Funding is on the way for 23 water quality projects in the Pensacola area, from Natural Resource Damage Assessment. That includes $2.1 million for Carpenter Creek’s restoration.
Pensacola Mayor Grover Robinson listed Carpenter Creek as his top project to receive funding from BP oil spill funds, when he was a member of the Escambia County Commission.
“I worked very hard when I was at the county to get that project moving forward,” Robinson said during his weekly news conference. “And not crossing over into this job [Mayor] I’m excited about the opportunity to really leverage some of those dollars into opportunities.
Next up is putting together a plan to spend the money.
“If a plan gets done, we’re going to have more opportunities to leverage for direct things,” said the Mayor. “Some of these things that will be both environmental improvement to both the creek and Bayou Texar, but also there will be some public amenities that can provide some of those opportunities to open up not only just our waterfront, but also our creek beds.”
NRDA is the legal process that federal and state agencies – the latter including the Florida Department of Environmental Protection -- use to evaluate the impacts of oil spills, hazardous waste sites, and ship groundings on natural resources both along the nation's coast and throughout its interior.
“I think it shows that DEP understands the Carpenter Creek project is a good project to partner with and leverage,” Robinson said. “I think our deal now is to get with the county to get that plan up and running so that we can begin to leverage more dollars than what we’ve got here into actual projects.”
Plans for Carpenter Creek are for the restoration of the county-owned former wetland and construction of a stormwater treatment facility that flows off Olive Road.

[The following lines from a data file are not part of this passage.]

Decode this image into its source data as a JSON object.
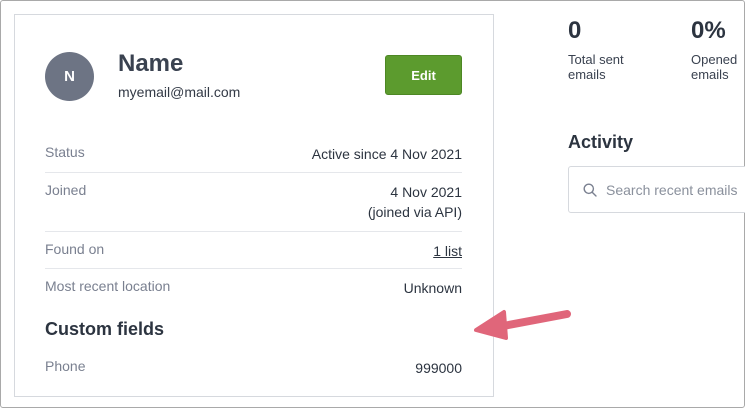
{
  "contact": {
    "avatar_initial": "N",
    "name": "Name",
    "email": "myemail@mail.com",
    "edit_label": "Edit"
  },
  "details": [
    {
      "label": "Status",
      "value": "Active since 4 Nov 2021"
    },
    {
      "label": "Joined",
      "value": "4 Nov 2021",
      "value_sub": "(joined via API)"
    },
    {
      "label": "Found on",
      "value": "1 list"
    },
    {
      "label": "Most recent location",
      "value": "Unknown"
    }
  ],
  "custom_fields": {
    "title": "Custom fields",
    "items": [
      {
        "label": "Phone",
        "value": "999000"
      }
    ]
  },
  "stats": [
    {
      "value": "0",
      "label_line1": "Total sent",
      "label_line2": "emails"
    },
    {
      "value": "0%",
      "label_line1": "Opened",
      "label_line2": "emails"
    }
  ],
  "activity": {
    "title": "Activity",
    "search_placeholder": "Search recent emails"
  },
  "colors": {
    "edit_button": "#5c9b2e",
    "link": "#2d7dd2",
    "annotation_arrow": "#e0667a",
    "avatar": "#6d7484"
  }
}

The creek’s headwaters begin at East Olive Road and run through the City of Pensacola before merging into Bayou Texar and flowing into Pensacola Bay.
“This is really a long-term project’ it is very easy to lose sight of the project, unless we continue to let people know that there are opportunities along the way to help the creek,” says City Councilwoman Sherri Myers. Her District-2 is home to the creek; on which Myers often hosts cleanup work. She calls the NRDA award the best thing to happen to the creek in a long time.
Work continues cleaning up debris, and removing invasive species -- with a little help from Mother Nature.
“In terms of releasing, for instance, the air potato beetle that is doing an incredible job of eating the air potato vines that’s [sic] very invasive, and has taken over a lot of the vegetation,” Myers said.
Among other things, the $2.1 million given to the project will pay for land acquisition, stormwater improvements and wetland/floodplain restoration, storm monitoring, and recreation. It’s expected to take about three years to complete. Myers says that will be added to eight and a half acres at the headwaters, which the county purchased a year ago.
“There is a four-acre lake on that property,” said Myers. “I’m hoping we can get some type of educational center there, so people can come there, enjoy the beauty of the headwaters, the trees, and get to know a lot about Carpenter Creek.”
Improvements are expected to reduce pollutant loads and hydrologic degradation, which will also benefit estuarine-dependent water column resources, oysters, and submerged aquatic vegetation in Bayou Texar and Pensacola Bay. Myers is hopeful the end result will include more insight to the creek’s diverse history.
“There was a famous swimming hole called ‘Aunt Jenny’s Hole’ owned by a black family," said Myers. “Blacks and whites congregated there, and swam together. This creek has a lot of meaning to the history of Pensacola. We need to tell that history.”
Myers is also urging area residents to begin an oral history of Carpenter Creek
For Mayor Grover Robinson, the opportunities don’t begin and end with the NRDA dollars. For example, projects originating from the firm hired to develop Pensacola’s waterfront.
“Things through Florida Fish and Wildlife, anytime we can work with them to improve habitat,” said Robinson. “I think when you look at some things that are going to come out of SCAPE [waterfront project], talking about the resiliency of habitat we’re dealing with. Some of these Greenshores projects that we continue to have around that will also help to stabilize our waterfront.”
The Carpenter Creek project will be implemented by DEP’s Florida Trustee Implementation Group in coordination with Escambia County. The City of Pensacola is a project partner along with Pensacola and Perdido Bays Estuary Program.